Certiorari from the Iowa District Court for Jasper County,
Terry R. Rickers, Judge.
Benford appeals the denial of his motion to correct an
C. Smith, State Appellate Defender, for appellant.
J. Miller, Attorney General, and Tyler J. Buller, Assistant
Attorney General, for appellee.
Considered by Vaitheswaran, P.J., Potterfield, J., and Carr,
VAITHESWARAN, PRESIDING JUDGE.
Benford pled guilty to third-degree sexual abuse and enticing
away a minor. See Iowa Code §§
709.4(2)(c)(4), 710.10(2) (2009). The district court
sentenced him to prison terms not exceeding ten and five
years, respectively, to be served consecutively. The court
also imposed a special sentence authorized by Iowa Code

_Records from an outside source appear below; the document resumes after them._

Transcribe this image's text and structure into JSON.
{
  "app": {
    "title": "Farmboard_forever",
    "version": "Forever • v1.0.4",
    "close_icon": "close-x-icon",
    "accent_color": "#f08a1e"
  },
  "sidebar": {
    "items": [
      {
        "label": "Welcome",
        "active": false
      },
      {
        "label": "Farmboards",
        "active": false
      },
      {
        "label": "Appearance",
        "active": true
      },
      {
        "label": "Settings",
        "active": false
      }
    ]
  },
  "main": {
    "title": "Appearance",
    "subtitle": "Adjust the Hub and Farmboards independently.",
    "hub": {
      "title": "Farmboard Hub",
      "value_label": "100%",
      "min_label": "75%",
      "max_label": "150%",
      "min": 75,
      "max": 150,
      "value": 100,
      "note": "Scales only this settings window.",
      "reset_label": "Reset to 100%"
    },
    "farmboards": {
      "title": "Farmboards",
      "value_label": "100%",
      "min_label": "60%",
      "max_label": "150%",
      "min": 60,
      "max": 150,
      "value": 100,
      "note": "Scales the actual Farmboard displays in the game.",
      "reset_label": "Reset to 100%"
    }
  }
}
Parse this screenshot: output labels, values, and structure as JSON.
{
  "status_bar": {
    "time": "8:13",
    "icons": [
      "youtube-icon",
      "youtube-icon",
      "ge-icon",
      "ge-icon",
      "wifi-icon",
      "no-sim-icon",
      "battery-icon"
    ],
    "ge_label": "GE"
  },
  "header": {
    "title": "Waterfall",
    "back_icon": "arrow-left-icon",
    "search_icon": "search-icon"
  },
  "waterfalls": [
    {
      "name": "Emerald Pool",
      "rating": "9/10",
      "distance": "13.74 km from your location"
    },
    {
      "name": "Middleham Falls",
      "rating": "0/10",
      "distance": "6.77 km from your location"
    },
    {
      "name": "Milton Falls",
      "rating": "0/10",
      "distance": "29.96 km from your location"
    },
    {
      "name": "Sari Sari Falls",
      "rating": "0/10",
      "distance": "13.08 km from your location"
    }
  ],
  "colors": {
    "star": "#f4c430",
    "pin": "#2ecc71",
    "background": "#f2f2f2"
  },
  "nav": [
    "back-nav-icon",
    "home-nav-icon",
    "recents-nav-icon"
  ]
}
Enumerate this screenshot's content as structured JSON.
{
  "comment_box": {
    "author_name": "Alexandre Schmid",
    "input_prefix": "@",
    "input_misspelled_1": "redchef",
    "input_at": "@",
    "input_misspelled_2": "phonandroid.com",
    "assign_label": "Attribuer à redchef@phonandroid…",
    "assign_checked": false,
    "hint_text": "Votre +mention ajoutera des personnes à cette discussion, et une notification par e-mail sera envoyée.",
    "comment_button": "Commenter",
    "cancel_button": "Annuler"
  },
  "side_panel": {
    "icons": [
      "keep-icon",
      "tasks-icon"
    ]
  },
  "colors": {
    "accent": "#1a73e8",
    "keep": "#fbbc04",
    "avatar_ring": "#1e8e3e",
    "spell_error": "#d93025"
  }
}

and his attorney separately filed motions to correct an
illegal sentence. Counsel asserted the special sentence as
applied to Benford's circumstances constituted cruel and
unusual punishment under article I, section 17 of the Iowa
Constitution. Following an evidentiary hearing, the district
court denied the motion. The court reasoned, "Currently,
Benford is in prison and he refuses to sign the parole
agreement because it contains numerous conditions that he
feels are unconstitutional. Until he is subject to those
conditions, his claim is not yet ripe for review."
Iowa Supreme Court treated Benford's notice of appeal as
an application for writ of certiorari. The court granted the
sole question before us is whether the district court erred
in concluding Benford's constitutional challenge to the
section 903B.1 sentence was not ripe for adjudication. In
State v. Tripp, the Iowa Supreme Court addressed the
same question and held "the issue of whether the
imposition of a lifetime parole sentence to the crime of
third-degree sexual abuse constitutes cruel and unusual
punishment in violation of the Eighth Amendment of the United
States Constitution and article I, section 17 of the Iowa
Constitution is not ripe for adjudication." 776 N.W.2d
855, 859 (Iowa 2010). The court reasoned Tripp was not
currently on parole and might not serve lifetime parole.
Tripp, 776 N.W.2d at 858. The court also stated the
court did not have "the benefit of any conditions that
may be placed on him in the future." Id. at
858-59. Finally, the court pointed out "[b]oth issues
involve administrative decisions that have yet to be
made." Id. at 859.
acknowledges this precedent but argues Tripp is
incorrect and distinguishable. First, he asserts the court
was incorrect in pointing to the unknown date on which an
offender might be released from the special sentence and
should have instead focused on "the maximum
duration of the special sentence." Second, Benford
argues "we . . . know the supervisory terms under which
he would serve his special sentence" because he
introduced a copy of the parole agreement the department of
corrections wanted him to sign. We are unpersuaded by either
was convicted under the same statutory provision as Benford.
See id. at 856. The court in Tripp
found the constitutional issue unripe for adjudication based
on "the possibility of release from parole under chapter
906 if the parole board determines that the offender is
'able and willing to fulfill the obligations of a
law-abiding citizen without further supervision.'"
Id. at 858 (quoting Iowa Code § 906.15). We
recognize section 906.15 contains a caveat stating
a person convicted of a violation of section 709.3, 709.4, or
709.8 committed on or with a child, or a person serving a
sentence under section 902.12, shall not be discharged from
parole until the person's term of parole equals the
period of imprisonment specified in the person's
sentence, less all time served in confinement.
this language was in the statute when Tripp was
decided and did not alter the court's reasoning. The